Challenging Ennahda in Tunisia’s next elections depends largely on the appeal of Nidaa Tounes to the center-left.
Complex bureaucratic logistics and institutional inertias obstruct Tunisia’s security reform and the rule of law.
Increasing polarization is threatening Tunisia's secular left.
By proposing to ban former members of the RCD, Ennahda is creating a one-party system and attempting to ensure an opposition vacuum in Tunisia.
Despite recent advances, the revolution has yet to prove successful for the country’s media landscape.
Pandering to the Salafis might seem a shrewd election strategy, but the party may be playing to a pipe dream.

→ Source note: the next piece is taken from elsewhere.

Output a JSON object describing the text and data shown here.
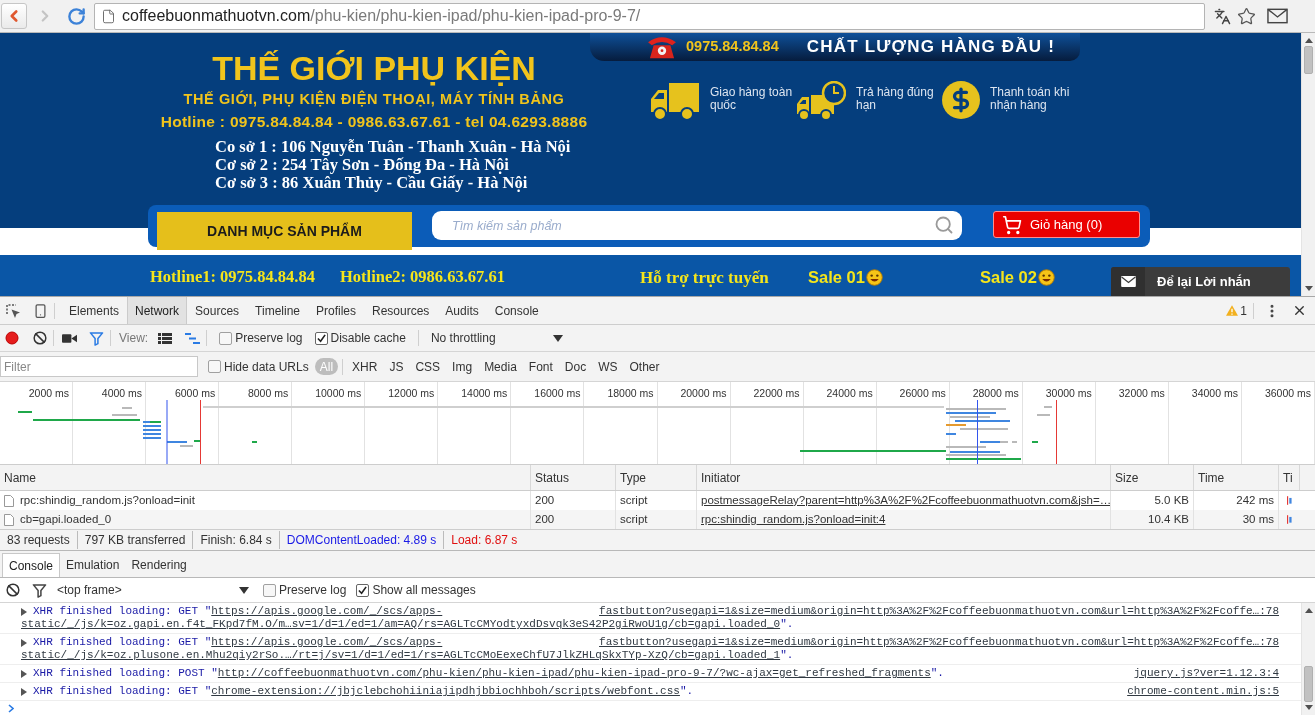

Tunisia’s broadly defined efforts to ban criticism of religion in Article 3 of its draft constitution are worrisome.
Tunisia’s Salafis are newly licensed political participants. How have they done so far?
How long can Ennahda toe the line?
Rather than provide military aid to Egypt and Tunisia, the US should focus on reforming the security sector.
Tunisia’s 217-member Constituent Assembly must now write a constitution. What are the next stages of institutional reform?
Following Tunisia's elections, the possibility of an increased role for the military in political decision-making is far-fetched.
Ennahda’s victory can be attributed as much to its campaign strategy as to the popularity of its message. In an election meant to level the political landscape, the party realized that direct engagement with voters (rather than advertising) was the key to victory.
Ennahda, the previously banned Tunisian Islamist party, has entered the new era with a moderate political discourse. However, it faces several challenges and will have to clarify its position on the state's secularism.
While the popular revolution in Tunisia drew strength from its lack of leadership, the absence of a unified voice for the revolution has led to a an incoherent and muddled transition process.